All over the world, your chances of success in school and life depend more on your family circumstances than on any other factor. By age three, kids with professional parents are already a full year ahead of their poorer peers. They know twice as many words and score 40 points higher on IQ tests. By age 10, the gap is three years. By then, some poor children have not mastered basic reading and math skills, and many never will: this is the age at which failure starts to become irreversible.
A few school systems seem to have figured out how to erase these gaps. Finland ensures that every child completes basic education and meets a rigorous standard. One Finnish district official, asked about the number of children who don’t complete school in her city, replied, “I can tell you their names if you want.” In the United States, KIPP charter schools enroll students from the poorest families and ensure that almost every one of them graduates high school—80 percent make it to college. Singapore narrowed its achievement gap among ethnic minorities from 17 percent to 5 percent over 20 years.
These success stories offer lessons for the rest of us. First, get children into school early. High-quality preschooling does more for a child’s chances in school and life than any other educational intervention. One study, which began in the 1960s, tracked two groups of students from disadvantaged backgrounds. Some were given the opportunity to attend a high-quality preschool; others were not. Thirty-five years later, the kids who went to preschool were earning more, had better jobs, and were less likely to have been in prison or divorced.
Second, recognize that the average kid spends about half his waking hours up until the age of 18 outside of school—don’t ignore that time. KIPP students spend 60 percent more time in school than the average American student. They arrive earlier, leave later, attend more regularly, and even go to school every other Saturday. Similarly, in 1996, Chile extended its school day to add the equivalent of more than two more years of schooling.
Third, pour lots of effort into training teachers. Studies in the United States have shown that kids with the most effective teachers learn three times as much as those with the least effective. Systems such as Singapore’s are choosy about recruiting; they invest in training and continuing education; they evaluate teachers regularly; and they award bonuses only to the top performers.

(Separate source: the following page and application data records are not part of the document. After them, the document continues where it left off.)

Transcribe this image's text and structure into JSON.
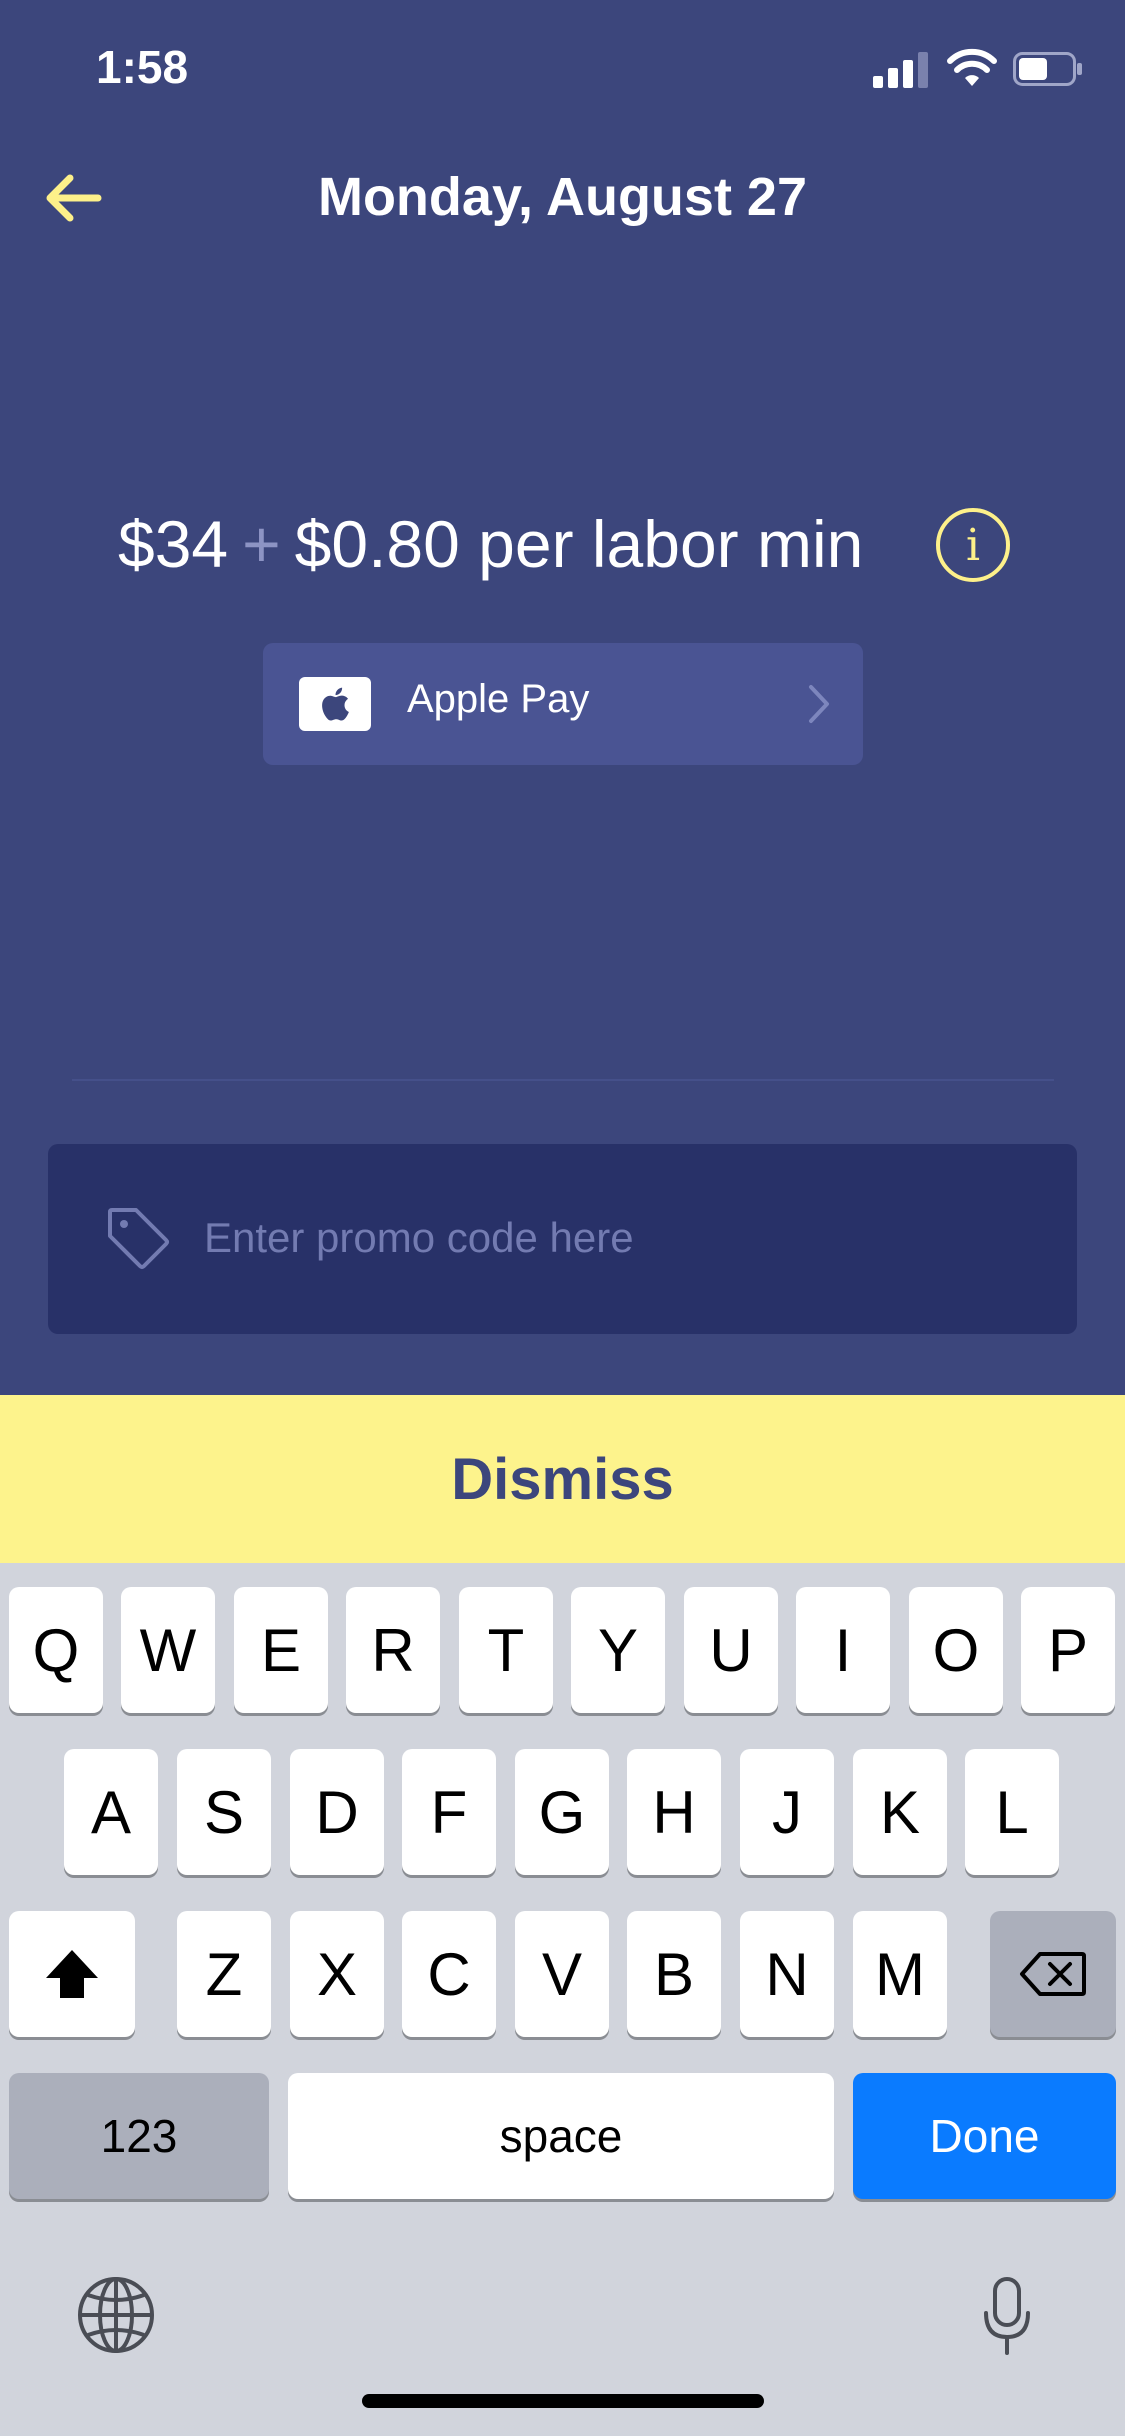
{
  "status_bar": {
    "time": "1:58",
    "icons": [
      "signal-icon",
      "wifi-icon",
      "battery-icon"
    ]
  },
  "header": {
    "title": "Monday, August 27",
    "back_icon": "arrow-left-icon"
  },
  "pricing": {
    "base_price": "$34",
    "plus": "+",
    "rate": "$0.80 per labor min",
    "info_icon": "i"
  },
  "payment": {
    "method_label": "Apple Pay",
    "icon": "apple-icon"
  },
  "promo": {
    "placeholder": "Enter promo code here",
    "value": "",
    "icon": "tag-icon"
  },
  "dismiss": {
    "label": "Dismiss"
  },
  "keyboard": {
    "row1": [
      "Q",
      "W",
      "E",
      "R",
      "T",
      "Y",
      "U",
      "I",
      "O",
      "P"
    ],
    "row2": [
      "A",
      "S",
      "D",
      "F",
      "G",
      "H",
      "J",
      "K",
      "L"
    ],
    "row3": [
      "Z",
      "X",
      "C",
      "V",
      "B",
      "N",
      "M"
    ],
    "numbers_label": "123",
    "space_label": "space",
    "done_label": "Done"
  },
  "colors": {
    "background": "#3c467c",
    "accent_yellow": "#fdf38c",
    "promo_field": "#283168",
    "done_blue": "#0a7bff"
  }
}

Finally, recognize the value of individualized attention. In Finland, kids who start to struggle receive one-on-one support from their teachers. Roughly one in three Finnish students also gets extra help from a tutor each year. If we can learn the lesson of what works, we can build on it.
Mourshed and Whelan are consultants at McKinsey.